◆ The problem: Search the records below for the string "Houston", and report each line that contains it.

◆ Data supplied:
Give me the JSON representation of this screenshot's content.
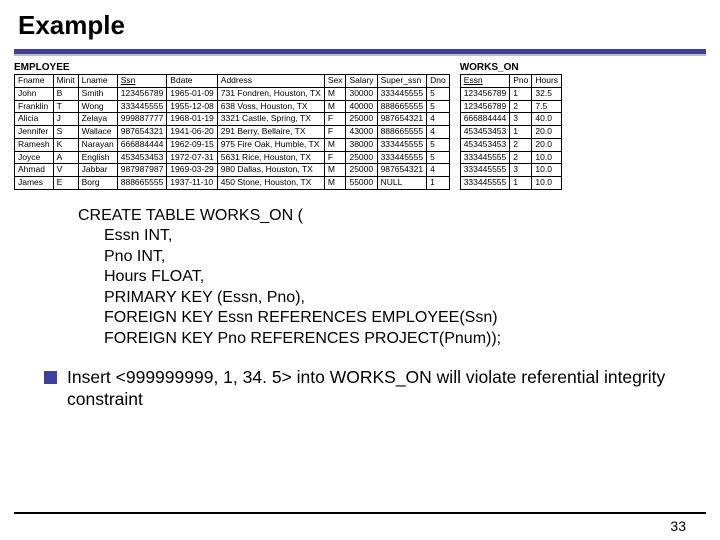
{
  "title": "Example",
  "employee": {
    "caption": "EMPLOYEE",
    "headers": [
      "Fname",
      "Minit",
      "Lname",
      "Ssn",
      "Bdate",
      "Address",
      "Sex",
      "Salary",
      "Super_ssn",
      "Dno"
    ],
    "rows": [
      [
        "John",
        "B",
        "Smith",
        "123456789",
        "1965-01-09",
        "731 Fondren, Houston, TX",
        "M",
        "30000",
        "333445555",
        "5"
      ],
      [
        "Franklin",
        "T",
        "Wong",
        "333445555",
        "1955-12-08",
        "638 Voss, Houston, TX",
        "M",
        "40000",
        "888665555",
        "5"
      ],
      [
        "Alicia",
        "J",
        "Zelaya",
        "999887777",
        "1968-01-19",
        "3321 Castle, Spring, TX",
        "F",
        "25000",
        "987654321",
        "4"
      ],
      [
        "Jennifer",
        "S",
        "Wallace",
        "987654321",
        "1941-06-20",
        "291 Berry, Bellaire, TX",
        "F",
        "43000",
        "888665555",
        "4"
      ],
      [
        "Ramesh",
        "K",
        "Narayan",
        "666884444",
        "1962-09-15",
        "975 Fire Oak, Humble, TX",
        "M",
        "38000",
        "333445555",
        "5"
      ],
      [
        "Joyce",
        "A",
        "English",
        "453453453",
        "1972-07-31",
        "5631 Rice, Houston, TX",
        "F",
        "25000",
        "333445555",
        "5"
      ],
      [
        "Ahmad",
        "V",
        "Jabbar",
        "987987987",
        "1969-03-29",
        "980 Dallas, Houston, TX",
        "M",
        "25000",
        "987654321",
        "4"
      ],
      [
        "James",
        "E",
        "Borg",
        "888665555",
        "1937-11-10",
        "450 Stone, Houston, TX",
        "M",
        "55000",
        "NULL",
        "1"
      ]
    ]
  },
  "works_on": {
    "caption": "WORKS_ON",
    "headers": [
      "Essn",
      "Pno",
      "Hours"
    ],
    "rows": [
      [
        "123456789",
        "1",
        "32.5"
      ],
      [
        "123456789",
        "2",
        "7.5"
      ],
      [
        "666884444",
        "3",
        "40.0"
      ],
      [
        "453453453",
        "1",
        "20.0"
      ],
      [
        "453453453",
        "2",
        "20.0"
      ],
      [
        "333445555",
        "2",
        "10.0"
      ],
      [
        "333445555",
        "3",
        "10.0"
      ],
      [
        "333445555",
        "1",
        "10.0"
      ]
    ]
  },
  "sql": {
    "l1": "CREATE TABLE WORKS_ON (",
    "l2": "Essn  INT,",
    "l3": "Pno INT,",
    "l4": "Hours FLOAT,",
    "l5": "PRIMARY KEY (Essn, Pno),",
    "l6": "FOREIGN KEY Essn REFERENCES EMPLOYEE(Ssn)",
    "l7": "FOREIGN KEY Pno REFERENCES PROJECT(Pnum));"
  },
  "bullet": "Insert <999999999, 1, 34. 5> into WORKS_ON will violate referential integrity constraint",
  "page": "33"
}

◆ Your solution:
        "731 Fondren, Houston, TX",
        "638 Voss, Houston, TX",
        "5631 Rice, Houston, TX",
        "980 Dallas, Houston, TX",
        "450 Stone, Houston, TX",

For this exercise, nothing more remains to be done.